There are two TV shows that I have yet to see a single frame of and yet I am dying to witness: The Americans and Fargo. Both of them are on the FX Network. Both of them have had good to great first seasons that have taken a giant leap to greatness in their second seasons. At the helm of Fargo is showrunner Noah Hawley. The weird thing about names that come out of nowhere is how well they can stick. So imagine my surprise when, on a community trip to the local library with my students, I spotted the name Noah Hawley and immediately grabbed the book. I figured that whatever genius and skill lead him to the reigns of Fargo had to be evidenced in this very book, The Good Father.
The story follows the perspective of Dr. Allen as he is at home with his second family, watching the news coverage of the Democratic primary. The politician at the center of it all is the next Great American Hope, a senator who can bring both sides together and make the future something worth looking forward to. That is, until he is gunned down and later dies at the hospital. The suspect? Dr. Allen’s son, Danny.
I am a sucker for great first chapters, and The Good Father delivers one of the best I have read in a long time. It lays out the details of this horrible crime that took place, narrated by someone we have yet to identify, and then ends with “I am his father, you see. He is my son.” The stakes are laid out. A parent’s worst nightmare is about to be confirmed.
Hawley got the idea for this novel as his wife was pregnant with their first child. He wondered what kind of father he would be and what kind of person his daughter would become. In his interview with the New York Times, asked how fatherhood had influenced his writing, he said, “The other morning I realized with some horror that I had written a novel that requires me to talk at length about the only two subjects in American life that will get you into trouble 100 per cent of the time: parenting and politics.”
In this novel, there are no chapter numbers or titles. There are simple breaks in the text. Each time you see a shortened page indicating a new chapter, you’re given a chance to either take a deep breath or proceed ahead. What is so great about this novel becomes apparent in your breathing patterns. At times you will race to the next chapter; at times you will want to slow everything down.
What I am so struck by with Hawley’s storytelling is how he uses misdirection in a way that reflects how human we are. For the first half of the novel or so, it feels like an intense, clue-to-clue thriller broken up with short chapters about Danny. You are convinced that justice will be served and the father will be given a sense of relief that he, in fact, did not completely screw up his son. But, just as you start to get comfortable with the momentum, it pulls away. The pace elongates, the answers become fewer and less supportive, and the truth increasingly painful.
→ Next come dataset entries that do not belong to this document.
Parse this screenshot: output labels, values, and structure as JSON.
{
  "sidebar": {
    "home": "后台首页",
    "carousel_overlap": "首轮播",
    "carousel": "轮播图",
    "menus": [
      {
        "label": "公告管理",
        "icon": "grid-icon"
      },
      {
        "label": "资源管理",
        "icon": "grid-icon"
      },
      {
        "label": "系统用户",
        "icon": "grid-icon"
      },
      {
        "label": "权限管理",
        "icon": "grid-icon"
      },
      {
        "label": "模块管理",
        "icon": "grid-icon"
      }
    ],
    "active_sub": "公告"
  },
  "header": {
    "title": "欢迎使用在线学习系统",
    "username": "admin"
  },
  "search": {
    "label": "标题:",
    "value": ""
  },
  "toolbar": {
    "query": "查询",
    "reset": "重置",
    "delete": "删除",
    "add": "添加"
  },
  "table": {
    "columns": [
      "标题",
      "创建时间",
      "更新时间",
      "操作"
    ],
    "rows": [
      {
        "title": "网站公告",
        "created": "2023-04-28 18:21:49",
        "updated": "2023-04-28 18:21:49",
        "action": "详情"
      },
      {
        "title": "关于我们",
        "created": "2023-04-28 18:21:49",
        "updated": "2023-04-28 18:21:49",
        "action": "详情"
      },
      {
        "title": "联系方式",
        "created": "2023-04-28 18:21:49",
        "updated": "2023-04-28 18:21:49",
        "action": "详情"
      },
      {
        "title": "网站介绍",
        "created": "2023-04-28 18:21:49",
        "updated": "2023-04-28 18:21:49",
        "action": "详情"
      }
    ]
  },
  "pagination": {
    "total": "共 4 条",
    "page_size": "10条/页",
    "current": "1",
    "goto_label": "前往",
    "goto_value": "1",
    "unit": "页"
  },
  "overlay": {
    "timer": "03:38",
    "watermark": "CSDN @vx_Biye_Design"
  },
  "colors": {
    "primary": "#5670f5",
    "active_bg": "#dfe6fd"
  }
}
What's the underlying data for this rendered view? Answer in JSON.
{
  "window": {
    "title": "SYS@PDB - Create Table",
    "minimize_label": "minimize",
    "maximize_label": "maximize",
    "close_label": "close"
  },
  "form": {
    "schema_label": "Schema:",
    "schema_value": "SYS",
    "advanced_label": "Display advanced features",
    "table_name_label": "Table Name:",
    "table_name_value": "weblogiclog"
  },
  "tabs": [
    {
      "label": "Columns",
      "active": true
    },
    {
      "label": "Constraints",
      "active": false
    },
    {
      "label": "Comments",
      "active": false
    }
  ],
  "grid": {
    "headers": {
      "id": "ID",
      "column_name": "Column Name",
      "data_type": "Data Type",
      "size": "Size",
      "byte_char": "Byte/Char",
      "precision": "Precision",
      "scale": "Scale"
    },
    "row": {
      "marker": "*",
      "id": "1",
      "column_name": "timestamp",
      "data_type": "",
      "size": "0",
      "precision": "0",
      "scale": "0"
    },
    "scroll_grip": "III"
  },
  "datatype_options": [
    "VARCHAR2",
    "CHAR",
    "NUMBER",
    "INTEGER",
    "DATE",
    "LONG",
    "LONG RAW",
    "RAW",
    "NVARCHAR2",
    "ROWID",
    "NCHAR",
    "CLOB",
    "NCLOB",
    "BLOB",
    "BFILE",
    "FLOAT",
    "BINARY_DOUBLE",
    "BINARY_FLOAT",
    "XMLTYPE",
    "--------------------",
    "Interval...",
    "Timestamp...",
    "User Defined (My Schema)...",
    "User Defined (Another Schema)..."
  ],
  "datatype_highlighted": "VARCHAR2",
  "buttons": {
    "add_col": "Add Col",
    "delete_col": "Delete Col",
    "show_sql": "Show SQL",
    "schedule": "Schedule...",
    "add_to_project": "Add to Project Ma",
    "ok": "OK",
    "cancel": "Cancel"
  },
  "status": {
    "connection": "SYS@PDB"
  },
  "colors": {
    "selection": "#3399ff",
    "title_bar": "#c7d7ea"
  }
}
By the end, Dr. Allen does the one thing his son has asked him to do all along, and it is leaves us with a final line that is as painful as it is cathartic.